CHARLESTON, W.Va. -- My daughter is hoping for a new person or two at our table this Thanksgiving so that when each takes their turn saying something for which they are thankful, she can reuse her line on a new crowd.
"What I'm most thankful for," she would say, "is that Mom didn't cook any of this."
I suggested it's time to develop new shtick, since she's exhausted that particular line on her current pool of relations. She responded with a dig about her audience being so old and forgetful that a line used yesterday is fresh again today, but couldn't resist trying on a few new ones anyway.
"How about, 'I'm thankful this turkey doesn't smell as bad cooked as it did raw,'" she said. "And that Geoff must've been right that it doesn't matter it was so far past the expiration date."
"That's a little too wordy," I said. "Needs to be more concise."
My husband joined the conversation.
"Maybe something like, 'I'm thankful I told everyone I'm a vegetarian so I don't have to pretend the turkey's not spoiled,'" said Geoff. "Or, 'I'm thankful dog saliva isn't supposed to affect the taste of the turkey.'"
Although my girl seldom needs encouragement to color out of the lines, I suggested she might want to go another direction completely. Way out in left field.
She sat in thoughtful silence for a while -- perhaps an entire second or two -- before the ideas began to spill out.
"You mean, something like, 'I'm thankful the officer didn't look in the trunk.'
"'I'm thankful pregnancy tests aren't always right.'
"'I'm thankful my new parole officer is more understanding than the last.'
"'I'm thankful my piercings haven't gotten infected, like my tattoo.'"
Her mind is a scary -- yet interesting -- place.

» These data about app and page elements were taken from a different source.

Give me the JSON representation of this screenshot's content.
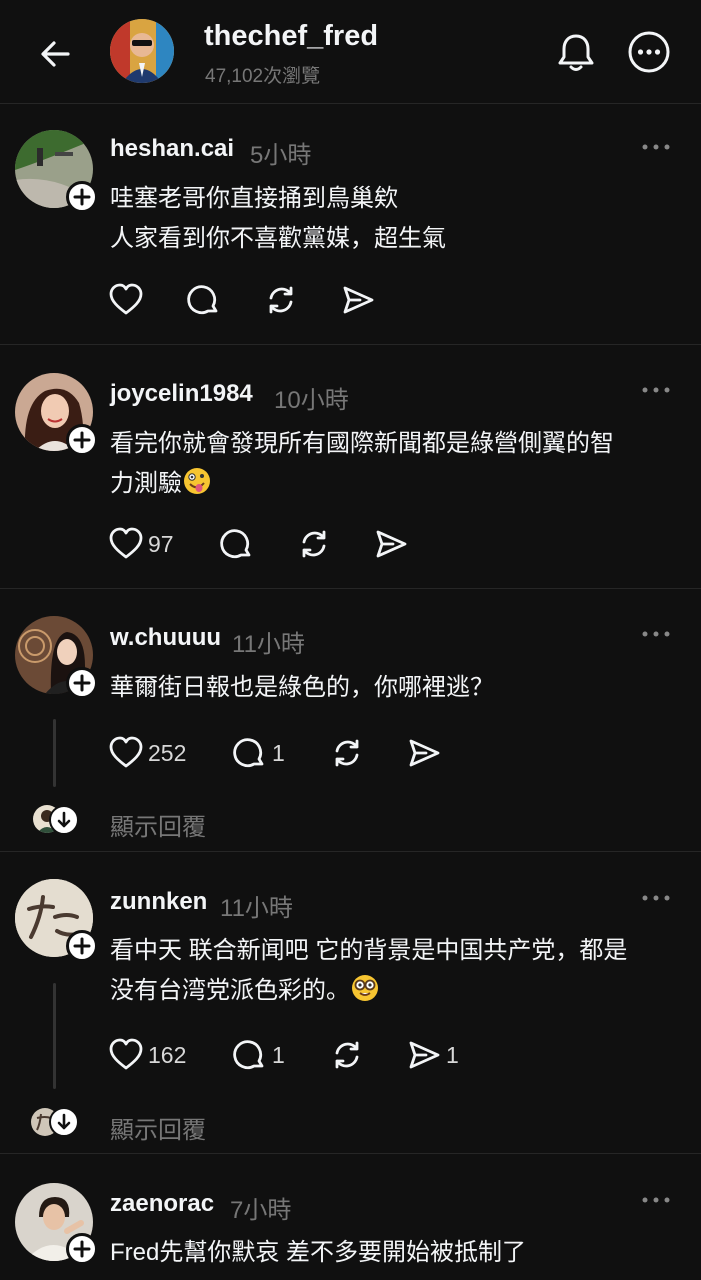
{
  "header": {
    "username": "thechef_fred",
    "views": "47,102次瀏覽"
  },
  "posts": [
    {
      "username": "heshan.cai",
      "time": "5小時",
      "lines": [
        "哇塞老哥你直接捅到鳥巢欸",
        "人家看到你不喜歡黨媒，超生氣"
      ],
      "likes": "",
      "replies": "",
      "shares": ""
    },
    {
      "username": "joycelin1984",
      "time": "10小時",
      "lines": [
        "看完你就會發現所有國際新聞都是綠營側翼的智",
        "力測驗"
      ],
      "likes": "97",
      "replies": "",
      "shares": ""
    },
    {
      "username": "w.chuuuu",
      "time": "11小時",
      "lines": [
        "華爾街日報也是綠色的，你哪裡逃？"
      ],
      "likes": "252",
      "replies": "1",
      "shares": "",
      "show_replies": "顯示回覆"
    },
    {
      "username": "zunnken",
      "time": "11小時",
      "lines": [
        "看中天 联合新闻吧 它的背景是中国共产党，都是",
        "没有台湾党派色彩的。"
      ],
      "likes": "162",
      "replies": "1",
      "shares": "1",
      "show_replies": "顯示回覆"
    },
    {
      "username": "zaenorac",
      "time": "7小時",
      "lines": [
        "Fred先幫你默哀 差不多要開始被抵制了"
      ]
    }
  ]
}
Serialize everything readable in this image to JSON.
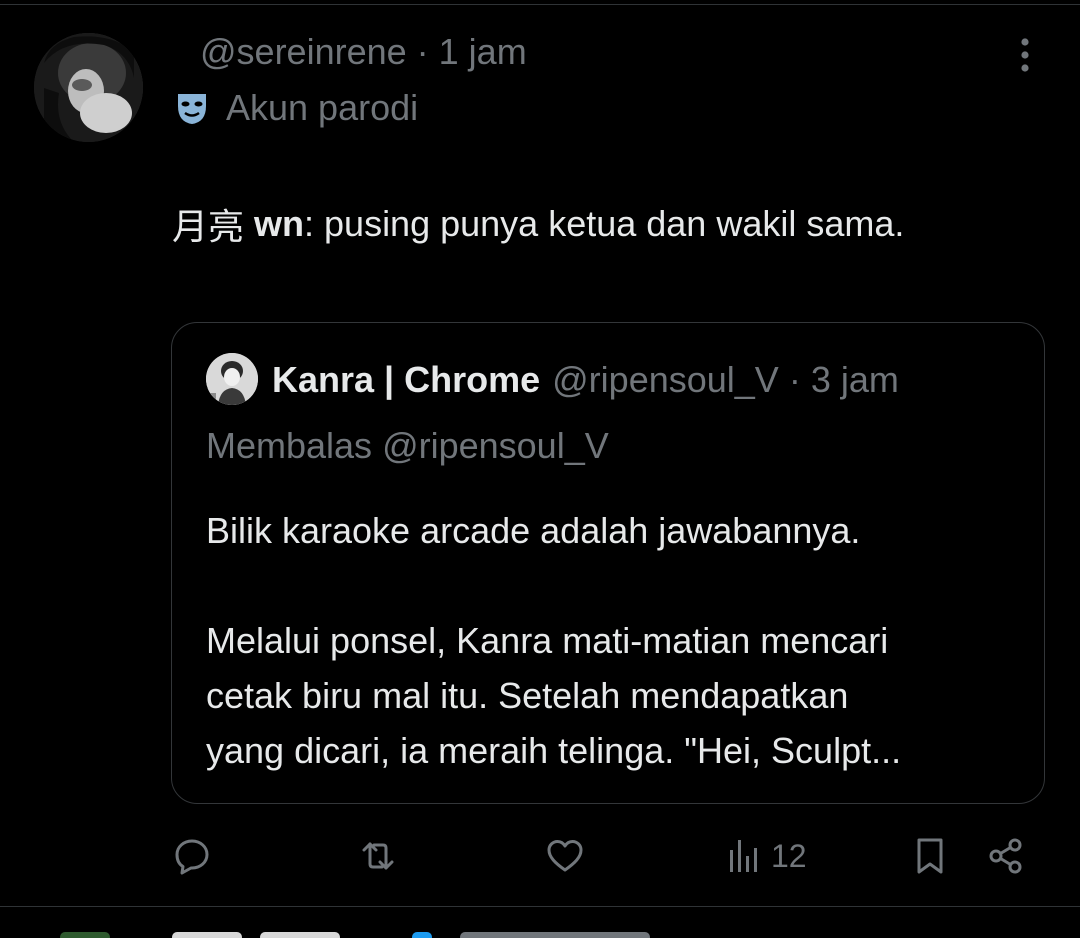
{
  "tweet": {
    "handle": "@sereinrene",
    "separator": "·",
    "time": "1 jam",
    "parody_label": "Akun parodi",
    "text_prefix": "月亮 ",
    "text_bold": "wn",
    "text_rest": ": pusing punya ketua dan wakil sama."
  },
  "quote": {
    "name": "Kanra | Chrome",
    "handle": "@ripensoul_V",
    "separator": "·",
    "time": "3 jam",
    "reply_to": "Membalas @ripensoul_V",
    "line1": "Bilik karaoke arcade adalah jawabannya.",
    "line2": "Melalui ponsel, Kanra mati-matian mencari",
    "line3": "cetak biru mal itu. Setelah mendapatkan",
    "line4": "yang dicari, ia meraih telinga. \"Hei, Sculpt..."
  },
  "actions": {
    "views_count": "12"
  },
  "icons": {
    "more": "more-vertical-icon",
    "parody": "theater-mask-icon",
    "reply": "reply-icon",
    "repost": "repost-icon",
    "like": "heart-icon",
    "views": "views-bar-chart-icon",
    "bookmark": "bookmark-icon",
    "share": "share-icon"
  },
  "colors": {
    "background": "#000000",
    "text_primary": "#e7e9ea",
    "text_secondary": "#71767b",
    "border": "#333639",
    "mask_accent": "#8ab4d8"
  }
}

Unfortunately, not long after the above conversation took place, we learned that Celeste won't be dining with my side of the family this year. Instead, she'll be with her dad and my ex-laws this year.